BERLIN/ZURICH (Reuters) - Switzerland has issued arrest warrants for three German civil servants, accusing them of industrial espionage for buying the bank details of German tax evaders, the finance ministry of the German state of North Rhine-Westphalia (NRW) said on Saturday.
In the latest chapter of an ugly dispute over tax evasion that has strained ties between the two neighbors, a spokeswoman for the ministry confirmed a report about the arrest warrants due to appear in Sunday’s Bild am Sonntag newspaper.
The three Germans, who are tax investigators, could be arrested if they enter Switzerland, the newspaper said.
News of the warrants emerged as the two countries worked over the weekend to salvage a landmark deal on taxing secret offshore accounts, after the main German opposition party, the SPD, said the plan was full of loopholes.
Chancellor Angela Merkel’s centre-right coalition needs the backing of SPD-controlled states to push the tax deal through the Bundesrat upper house, but SPD state premiers have said concessions offered by Switzerland do not go far enough.
Switzerland’s strict bank secrecy code has helped it build a $2 trillion offshore financial sector, and a pact with Germany would protect this banking tradition in return for a punitive Swiss-levied tax on German-held accounts.
The Swiss have come under intense pressure over the past few years from several countries trying to clamp down on tax evasion - notably the United States - and in Germany’s case the strain has already led to a war of words between the Swiss and their northern neighbors.
One Swiss politician likened former German finance minister Peer Steinbrueck to a Nazi after he called for a “carrot and stick” approach to tax havens like Switzerland.
Thomas Mueller, a member of the Swiss centre-right Christian People’s Party, said of Steinbrueck at the time: “He reminds me of the generation of Germans from 60 years ago who went through the streets wearing leather coats, boots and (Nazi) arm-bands.”
Steinbrueck, who said he had received threatening letters from Switzerland, said the Nazi comparisons were “unacceptable”.
In the latest row, some Swiss believe they have already made enough concessions to Germany and should go no further.
“You can assume that we won’t vote for the deal under such circumstances,” Swiss People’s Party politician Hans Kaufmann was quoted as saying in the Swiss daily TagesAnzeiger on Saturday, while a spokesman for the Swiss Bankers Association told the paper the changes only made the agreement worse.
The Swiss attorney general, putting the ball in the German court, issued a blunt statement on Saturday saying “There is a concrete suspicion that specific orders from Germany were issued to use espionage to obtain information from Credit Suisse.”
“The attorney general has asked German authorities for assistance.”
Hannelore Kraft, state premier of Germany’s most populous region, told Bild am Sonntag she was appalled by the warrants.
“It’s an outrage,” said Kraft, who is seeking re-election in a vote on May 13. “The NRW tax investigators were simply doing their job tracking down German tax dodgers who stashed undeclared money in Swiss banks.”
Germany has made several previous efforts to catch wealthy citizens avoiding taxes, often using data on compact discs.
In February 2008, police raided homes and offices in cities across Germany, targeting about 1,000 people in a huge tax evasion probe after the government paid an informant millions of euros for a compact disc holding Liechtenstein bank data.
In 2010 several German states, including NRW, said they had bought compact discs containing Swiss bank data from whistleblowers as part of a drive to flush out tax evaders.
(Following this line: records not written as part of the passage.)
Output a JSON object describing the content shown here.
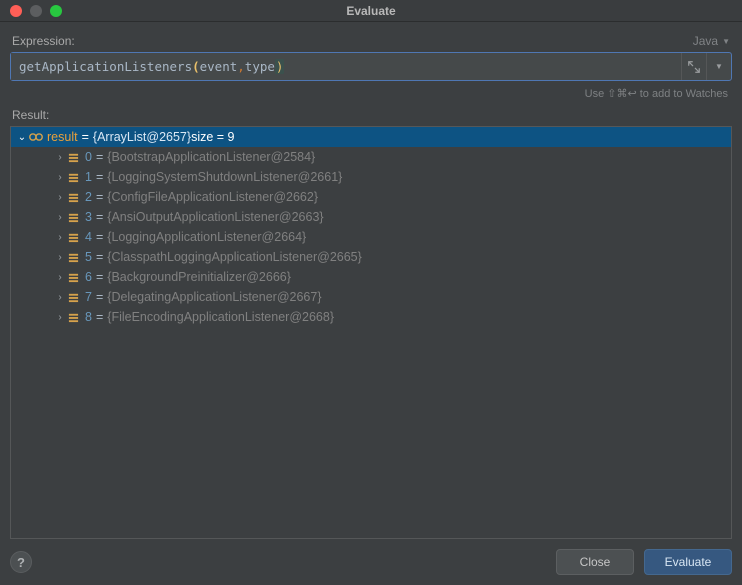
{
  "window": {
    "title": "Evaluate"
  },
  "labels": {
    "expression": "Expression:",
    "result": "Result:",
    "hint_prefix": "Use ",
    "hint_keys": "⇧⌘↩",
    "hint_suffix": " to add to Watches",
    "language": "Java"
  },
  "expression": {
    "fn": "getApplicationListeners",
    "open_paren": "(",
    "arg1": "event",
    "comma": ",",
    "space": " ",
    "arg2": "type",
    "close_paren": ")"
  },
  "result": {
    "name": "result",
    "eq": " = ",
    "value_ref": "{ArrayList@2657}",
    "size_text": " size = 9",
    "items": [
      {
        "index": "0",
        "ref": "{BootstrapApplicationListener@2584}"
      },
      {
        "index": "1",
        "ref": "{LoggingSystemShutdownListener@2661}"
      },
      {
        "index": "2",
        "ref": "{ConfigFileApplicationListener@2662}"
      },
      {
        "index": "3",
        "ref": "{AnsiOutputApplicationListener@2663}"
      },
      {
        "index": "4",
        "ref": "{LoggingApplicationListener@2664}"
      },
      {
        "index": "5",
        "ref": "{ClasspathLoggingApplicationListener@2665}"
      },
      {
        "index": "6",
        "ref": "{BackgroundPreinitializer@2666}"
      },
      {
        "index": "7",
        "ref": "{DelegatingApplicationListener@2667}"
      },
      {
        "index": "8",
        "ref": "{FileEncodingApplicationListener@2668}"
      }
    ]
  },
  "buttons": {
    "close": "Close",
    "evaluate": "Evaluate",
    "help": "?"
  }
}
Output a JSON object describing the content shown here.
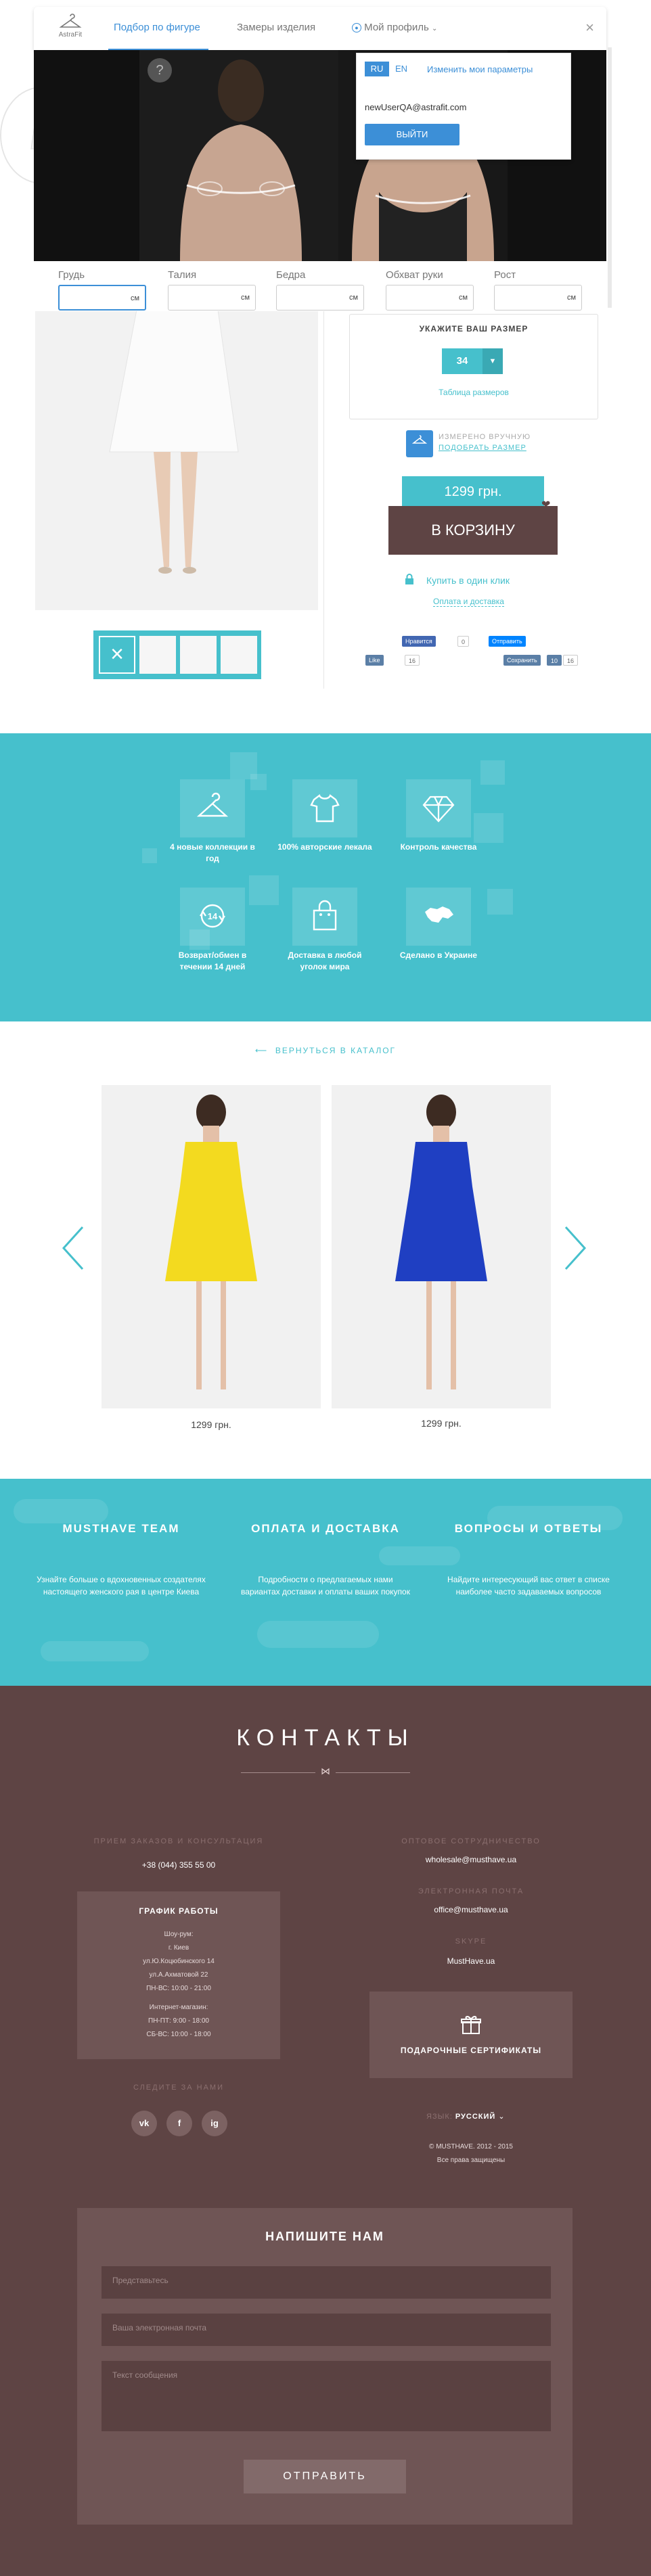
{
  "widget": {
    "logo_text": "AstraFit",
    "tabs": [
      "Подбор по фигуре",
      "Замеры изделия",
      "Мой профиль"
    ],
    "close": "×",
    "help": "?",
    "fields": [
      {
        "label": "Грудь",
        "unit": "см"
      },
      {
        "label": "Талия",
        "unit": "см"
      },
      {
        "label": "Бедра",
        "unit": "см"
      },
      {
        "label": "Обхват руки",
        "unit": "см"
      },
      {
        "label": "Рост",
        "unit": "см"
      }
    ],
    "profile": {
      "lang_ru": "RU",
      "lang_en": "EN",
      "change_params": "Изменить мои параметры",
      "email": "newUserQA@astrafit.com",
      "logout": "ВЫЙТИ"
    }
  },
  "product": {
    "size_title": "УКАЖИТЕ ВАШ РАЗМЕР",
    "size_value": "34",
    "size_table": "Таблица размеров",
    "astrafit_line1": "ИЗМЕРЕНО ВРУЧНУЮ",
    "astrafit_line2": "ПОДОБРАТЬ РАЗМЕР",
    "price": "1299 грн.",
    "cart": "В КОРЗИНУ",
    "one_click": "Купить в один клик",
    "payment": "Оплата и доставка",
    "fb_like": "Нравится",
    "fb_count": "0",
    "send": "Отправить",
    "vk_like": "Like",
    "vk_count": "16",
    "save": "Сохранить",
    "save_count": "10"
  },
  "features": [
    {
      "text": "4 новые коллекции в год",
      "icon": "hanger-icon"
    },
    {
      "text": "100% авторские лекала",
      "icon": "shirt-icon"
    },
    {
      "text": "Контроль качества",
      "icon": "diamond-icon"
    },
    {
      "text": "Возврат/обмен в течении 14 дней",
      "icon": "return-14-icon"
    },
    {
      "text": "Доставка в любой уголок мира",
      "icon": "bag-icon"
    },
    {
      "text": "Сделано в Украине",
      "icon": "ukraine-map-icon"
    }
  ],
  "related": {
    "back": "ВЕРНУТЬСЯ В КАТАЛОГ",
    "items": [
      {
        "price": "1299 грн.",
        "color": "#f3da1f"
      },
      {
        "price": "1299 грн.",
        "color": "#1f3fc2"
      }
    ]
  },
  "info": [
    {
      "title": "MUSTHAVE TEAM",
      "text": "Узнайте больше о вдохновенных создателях настоящего женского рая в центре Киева"
    },
    {
      "title": "ОПЛАТА И ДОСТАВКА",
      "text": "Подробности о предлагаемых нами вариантах доставки и оплаты ваших покупок"
    },
    {
      "title": "ВОПРОСЫ И ОТВЕТЫ",
      "text": "Найдите интересующий вас ответ в списке наиболее часто задаваемых вопросов"
    }
  ],
  "contacts": {
    "title": "КОНТАКТЫ",
    "orders_label": "ПРИЕМ ЗАКАЗОВ И КОНСУЛЬТАЦИЯ",
    "phone": "+38 (044) 355 55 00",
    "schedule_title": "ГРАФИК РАБОТЫ",
    "schedule_lines": [
      "Шоу-рум:",
      "г. Киев",
      "ул.Ю.Коцюбинского 14",
      "ул.А.Ахматовой 22",
      "ПН-ВС: 10:00 - 21:00",
      "",
      "Интернет-магазин:",
      "ПН-ПТ: 9:00 - 18:00",
      "СБ-ВС: 10:00 - 18:00"
    ],
    "follow_label": "СЛЕДИТЕ ЗА НАМИ",
    "socials": [
      "vk",
      "f",
      "ig"
    ],
    "wholesale_label": "ОПТОВОЕ СОТРУДНИЧЕСТВО",
    "wholesale": "wholesale@musthave.ua",
    "email_label": "ЭЛЕКТРОННАЯ ПОЧТА",
    "email": "office@musthave.ua",
    "skype_label": "SKYPE",
    "skype": "MustHave.ua",
    "gift": "ПОДАРОЧНЫЕ СЕРТИФИКАТЫ",
    "lang_label": "ЯЗЫК:",
    "lang_value": "РУССКИЙ",
    "copyright": "© MUSTHAVE. 2012 - 2015",
    "rights": "Все права защищены"
  },
  "form": {
    "title": "НАПИШИТЕ НАМ",
    "name": "Представьтесь",
    "email": "Ваша электронная почта",
    "message": "Текст сообщения",
    "send": "ОТПРАВИТЬ"
  },
  "colors": {
    "teal": "#46c0cc",
    "brown": "#5e4444",
    "widget_blue": "#3c8fd7"
  }
}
That prompted thousands of Germans to declare their financial holdings to avoid risking jail sentences.
The federal government gave state authorities the go-ahead to buy the information even if it was obtained illegally. Germans have an estimated 150 billion Swiss francs ($200 billion) hidden in secret Swiss accounts.
The Swiss are also involved in a long-running tax dispute with the United States, which is investigating 11 banks including Credit Suisse and Julius Baer for helping Americans evade taxes.
Banks are likely to have to pay hefty fines and hand over thousands of client names to end the U.S. investigations, but the issue should not have a big impact on assets as most have already closed the accounts of U.S. offshore clients, after UBS paid $780 million to settle criminal charges in 2009.
One of the best known whistleblowers is former Julius Baer banker Rudolf Elmer, who helped bring the WikiLeaks website to prominence three years ago when he used it to publish client details from Julius Baer to expose tax evasion.
Elmer, who was recently released from Swiss investigative custody over alleged breaches of Swiss bank secrecy laws, ran the Cayman Islands branch of Julius Baer until he was fired in 2002.
Julius Baer, which has denied its Cayman Islands branch was used for tax dodging, has said Elmer waged a personal vendetta against the bank after it refused his demands for compensation following his dismissal.
Last year, Julius Baer paid a fine to close a tax probe by German authorities, who have also raided the offices of Credit Suisse.
Additional reporting By Matthias Inverardi in Duesseldorf and Katie Reid in Zurich; Editing by Tim Pearce